Today marks the start of Mental Health Awareness Week (14th – 20th May 2018), something I flagged up in the most recent Club newsletter as I’d just attended a networking lunch where the focus was on mental health issues in the workplace and beyond.
What Is Too Much Stress?
Run by the Mental Health Foundation, the focus of this year’s Mental Health Awareness Week is on stress, one of the major drivers behind the rise in mental ill health. Although we were originally hardwired for the stress response – that fight or flight thing – to act as a survival strategy protecting us from potential hazards, today, increasing numbers of us are getting into trouble when this response becomes a way of life, something that’s “always on,” that makes us feel like we’re literally being chased around by a wild beast day in, day out.
Sitting in a roomful of colleagues at this recent lunch (shout-out to the always productive and highly enjoyable, Senior Executives Forum hosted by Cornwall College Business!) I couldn’t help but marvel at how far we’ve come since the early days of my career working in business development in logistics in London. I couldn’t imagine my bosses from that time engaging with the issue of mental health with such ease. It really brought home how much things have changed, how much more complicated the environment we operate in has become and of course, how far we still have to go.
Reducing the Stigma of Mental Ill Health
Our lunchtime speaker, Alison Brown from Healthy Cornwall, focused on how important it was to embed mental health promotion in our business culture and make our approach to wellbeing so much more than a ‘tick-box’ exercise. In promoting awareness and understanding around mental health and wellbeing, and through having robust policies in place to support staff, we can all play our part in helping reduce the stigma of mental ill health. That this makes sound business sense, improving productivity and performance should be no surprise.
What was particularly interesting to me though was how, maybe as recently as a decade ago, such a gathering would have gone no further than a roundtable discussion on best practice for policy implementation. Yet last week everyone around my table, which included senior figures from major employers in the area, was happy to relate to the issue personally. We shared stories about our own experiences of stress and pressure in the workplace and also of managing health promotion initiatives in our businesses. This made for some illuminating conversation that ensured that the message Alison was driving, of how every employer should invest in staff mental health, would be so much more likely to be adopted effectively.

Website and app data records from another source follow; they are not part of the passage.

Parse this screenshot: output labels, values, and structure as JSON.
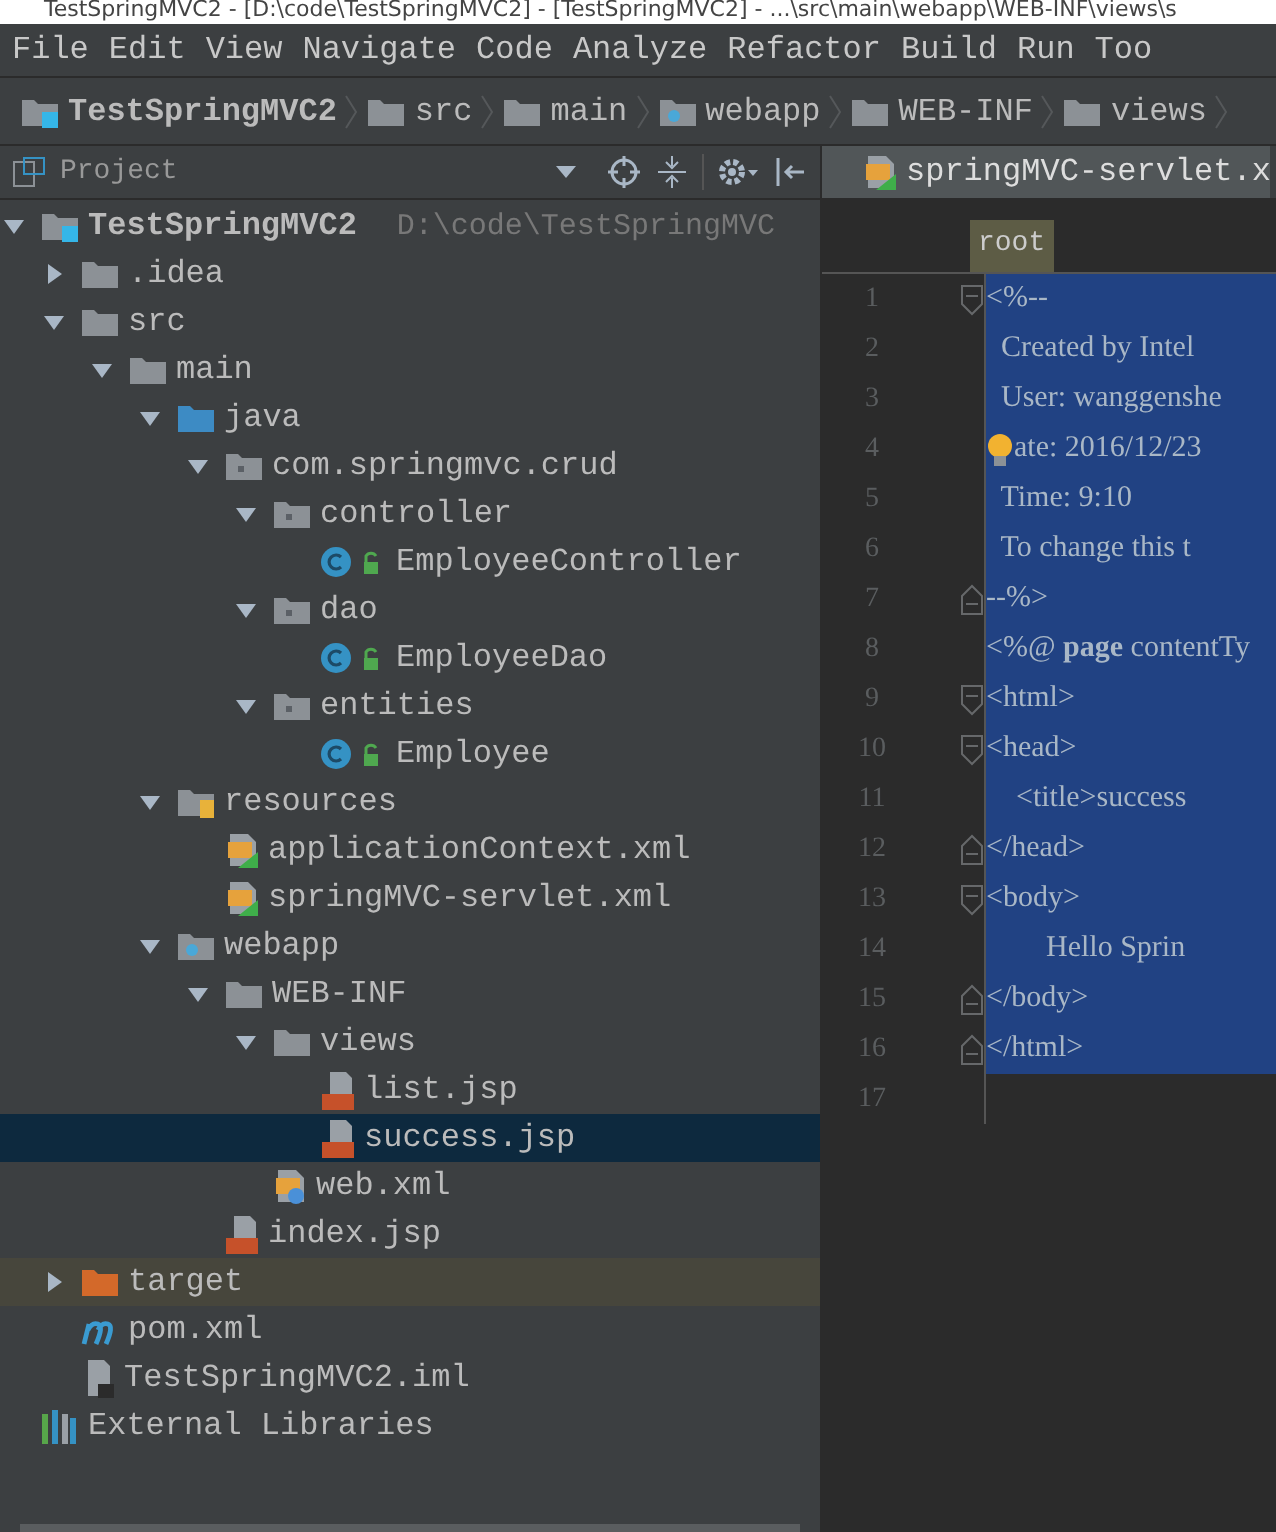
{
  "window": {
    "title": "TestSpringMVC2 - [D:\\code\\TestSpringMVC2] - [TestSpringMVC2] - ...\\src\\main\\webapp\\WEB-INF\\views\\s"
  },
  "menu": [
    "File",
    "Edit",
    "View",
    "Navigate",
    "Code",
    "Analyze",
    "Refactor",
    "Build",
    "Run",
    "Too"
  ],
  "breadcrumb": [
    {
      "label": "TestSpringMVC2",
      "kind": "module"
    },
    {
      "label": "src",
      "kind": "folder"
    },
    {
      "label": "main",
      "kind": "folder"
    },
    {
      "label": "webapp",
      "kind": "web-folder"
    },
    {
      "label": "WEB-INF",
      "kind": "folder"
    },
    {
      "label": "views",
      "kind": "folder"
    }
  ],
  "sidebar": {
    "title": "Project",
    "tree": [
      {
        "label": "TestSpringMVC2",
        "path": "D:\\code\\TestSpringMVC",
        "kind": "module",
        "expanded": true,
        "selected": false,
        "children": [
          {
            "label": ".idea",
            "kind": "folder",
            "expanded": false,
            "selected": false
          },
          {
            "label": "src",
            "kind": "folder",
            "expanded": true,
            "selected": false,
            "children": [
              {
                "label": "main",
                "kind": "folder",
                "expanded": true,
                "selected": false,
                "children": [
                  {
                    "label": "java",
                    "kind": "source-folder",
                    "expanded": true,
                    "selected": false,
                    "children": [
                      {
                        "label": "com.springmvc.crud",
                        "kind": "package",
                        "expanded": true,
                        "selected": false,
                        "children": [
                          {
                            "label": "controller",
                            "kind": "package",
                            "expanded": true,
                            "selected": false,
                            "children": [
                              {
                                "label": "EmployeeController",
                                "kind": "class",
                                "selected": false
                              }
                            ]
                          },
                          {
                            "label": "dao",
                            "kind": "package",
                            "expanded": true,
                            "selected": false,
                            "children": [
                              {
                                "label": "EmployeeDao",
                                "kind": "class",
                                "selected": false
                              }
                            ]
                          },
                          {
                            "label": "entities",
                            "kind": "package",
                            "expanded": true,
                            "selected": false,
                            "children": [
                              {
                                "label": "Employee",
                                "kind": "class",
                                "selected": false
                              }
                            ]
                          }
                        ]
                      }
                    ]
                  },
                  {
                    "label": "resources",
                    "kind": "resources-folder",
                    "expanded": true,
                    "selected": false,
                    "children": [
                      {
                        "label": "applicationContext.xml",
                        "kind": "spring-xml",
                        "selected": false
                      },
                      {
                        "label": "springMVC-servlet.xml",
                        "kind": "spring-xml",
                        "selected": false
                      }
                    ]
                  },
                  {
                    "label": "webapp",
                    "kind": "web-folder",
                    "expanded": true,
                    "selected": false,
                    "children": [
                      {
                        "label": "WEB-INF",
                        "kind": "folder",
                        "expanded": true,
                        "selected": false,
                        "children": [
                          {
                            "label": "views",
                            "kind": "folder",
                            "expanded": true,
                            "selected": false,
                            "children": [
                              {
                                "label": "list.jsp",
                                "kind": "jsp",
                                "selected": false
                              },
                              {
                                "label": "success.jsp",
                                "kind": "jsp",
                                "selected": true
                              }
                            ]
                          },
                          {
                            "label": "web.xml",
                            "kind": "web-xml",
                            "selected": false
                          }
                        ]
                      },
                      {
                        "label": "index.jsp",
                        "kind": "jsp",
                        "selected": false
                      }
                    ]
                  }
                ]
              }
            ]
          },
          {
            "label": "target",
            "kind": "excluded-folder",
            "expanded": false,
            "selected": false
          },
          {
            "label": "pom.xml",
            "kind": "maven",
            "selected": false
          },
          {
            "label": "TestSpringMVC2.iml",
            "kind": "iml",
            "selected": false
          }
        ]
      },
      {
        "label": "External Libraries",
        "kind": "libraries",
        "selected": false
      }
    ]
  },
  "editor": {
    "tab": {
      "label": "springMVC-servlet.x",
      "selected": true
    },
    "breadcrumb": "root",
    "lines": [
      {
        "number": "1",
        "text": "<%--",
        "selected": true,
        "kind": "fold-start"
      },
      {
        "number": "2",
        "text": "  Created by Intel",
        "selected": true
      },
      {
        "number": "3",
        "text": "  User: wanggenshe",
        "selected": true
      },
      {
        "number": "4",
        "text": "ate: 2016/12/23",
        "selected": true,
        "bulb": true
      },
      {
        "number": "5",
        "text": "  Time: 9:10",
        "selected": true
      },
      {
        "number": "6",
        "text": "  To change this t",
        "selected": true
      },
      {
        "number": "7",
        "text": "--%>",
        "selected": true,
        "kind": "fold-end"
      },
      {
        "number": "8",
        "text": "<%@ **page** contentTy",
        "selected": true
      },
      {
        "number": "9",
        "text": "<html>",
        "selected": true,
        "kind": "fold-start"
      },
      {
        "number": "10",
        "text": "<head>",
        "selected": true,
        "kind": "fold-start"
      },
      {
        "number": "11",
        "text": "    <title>success",
        "selected": true
      },
      {
        "number": "12",
        "text": "</head>",
        "selected": true,
        "kind": "fold-end"
      },
      {
        "number": "13",
        "text": "<body>",
        "selected": true,
        "kind": "fold-start"
      },
      {
        "number": "14",
        "text": "        Hello Sprin",
        "selected": true
      },
      {
        "number": "15",
        "text": "</body>",
        "selected": true,
        "kind": "fold-end"
      },
      {
        "number": "16",
        "text": "</html>",
        "selected": true,
        "kind": "fold-end"
      },
      {
        "number": "17",
        "selected": false
      }
    ]
  }
}
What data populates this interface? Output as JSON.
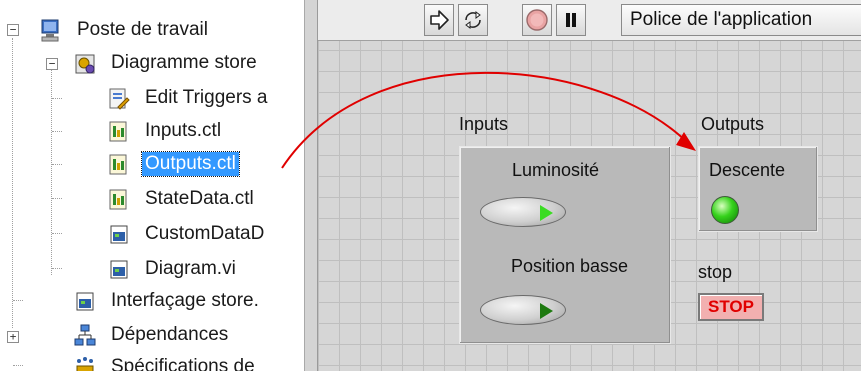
{
  "tree": {
    "items": [
      {
        "label": "Poste de travail"
      },
      {
        "label": "Diagramme store"
      },
      {
        "label": "Edit Triggers a"
      },
      {
        "label": "Inputs.ctl"
      },
      {
        "label": "Outputs.ctl"
      },
      {
        "label": "StateData.ctl"
      },
      {
        "label": "CustomDataD"
      },
      {
        "label": "Diagram.vi"
      },
      {
        "label": "Interfaçage store."
      },
      {
        "label": "Dépendances"
      },
      {
        "label": "Spécifications de"
      }
    ],
    "expanded_symbol": "−",
    "collapsed_symbol": "+"
  },
  "toolbar": {
    "font_label": "Police de l'application"
  },
  "front_panel": {
    "inputs_label": "Inputs",
    "outputs_label": "Outputs",
    "luminosite_label": "Luminosité",
    "position_label": "Position basse",
    "descente_label": "Descente",
    "stop_label": "stop",
    "stop_button_text": "STOP"
  },
  "colors": {
    "selection": "#3399ff",
    "arrow": "#e00000",
    "led_on": "#36d21c",
    "stop_text": "#e00000"
  }
}
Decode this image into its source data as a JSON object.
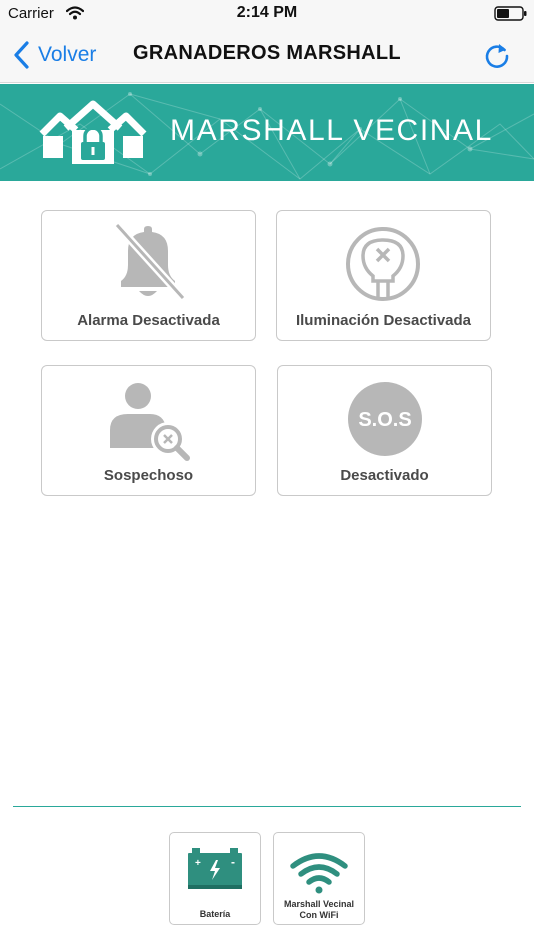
{
  "status_bar": {
    "carrier": "Carrier",
    "time": "2:14 PM"
  },
  "nav": {
    "back_label": "Volver",
    "title": "GRANADEROS MARSHALL"
  },
  "banner": {
    "title": "MARSHALL VECINAL"
  },
  "tiles": [
    {
      "label": "Alarma Desactivada",
      "icon": "bell-off-icon"
    },
    {
      "label": "Iluminación Desactivada",
      "icon": "lightbulb-off-icon"
    },
    {
      "label": "Sospechoso",
      "icon": "suspect-search-icon"
    },
    {
      "label": "Desactivado",
      "icon": "sos-icon",
      "icon_text": "S.O.S"
    }
  ],
  "bottom_buttons": [
    {
      "label_line1": "Batería",
      "icon": "battery-icon"
    },
    {
      "label_line1": "Marshall Vecinal",
      "label_line2": "Con WiFi",
      "icon": "wifi-icon"
    }
  ],
  "colors": {
    "accent": "#2aa89a",
    "link": "#1a7ee6",
    "icon_gray": "#b7b7b7",
    "label_gray": "#4a4a4a"
  }
}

How We Say Things Matters
One of the themes that emerged in our discussions was about how important it is to be thoughtful about the language we use when talking about mental health. Getting this right matters as it can lead us to better outcomes for ourselves and the people we manage. For example:
How often when we talk about mental health do we actually mean mental ill health?
One of the senior execs at our table recounted an instance where a health promotion initiative delivered a better outcome when it was renamed a “wellbeing promotion policy” than when it was a “stress management policy.” The latter had seen staff sign off with stress and not engage with the workplace issues that had been causing their problems in the first place.
The Difference Between Stress and Pressure
We should also take care when using the words ‘stress’ and ‘pressure’ interchangeably as they are in fact two quite different things. Our roundtable discussion prompted me to look into this distinction:
A small amount of pressure can motivate and increase productivity – i.e. I put pressure on myself to get this post out for the start of Mental Health Awareness Week.
Stress involves chasing too many demands with too few resources to meet them. It’s when you don’t have enough time, knowledge or energy and end up feeling overloaded and overwhelmed. Pressure is a much more singular thing, it’s when you realise that a certain outcome depends on your performance.
World-renowned psychologist Hendrie Weisinger in his book, “Performing Under Pressure: The Science of Doing Your Best When It Matters Most,” suggests asking yourself this question any time you feel the “heat:”
“Am I feeling overwhelmed by the demands upon me, or do I feel I have to produce a specific result?”
Taking this step back and literally checking in with ourselves can be a useful tool in helping us with our own understanding of situations and diffusing any potential escalation.
Building Communities of Empathy
Today, a long way from those early heady days at the start of my career when mental health was not something that was discussed, we’re thankfully far more open to admitting our difficulties. For those of us who work largely on our own, as freelancers or sole traders, we may not have the safety net of well-documented policies and protocols but we do have the ability to create our own support networks. As the Samphire tribe grows and flourishes it’s good to see how individual members are collaborating and building their own communities within our network.
So, in an annual calendar that is itself overwhelmed by themed Weeks – this is one that should matter to all of us. Let’s make talking about mental health the starting point for creating a kinder environment from which we’ll all benefit.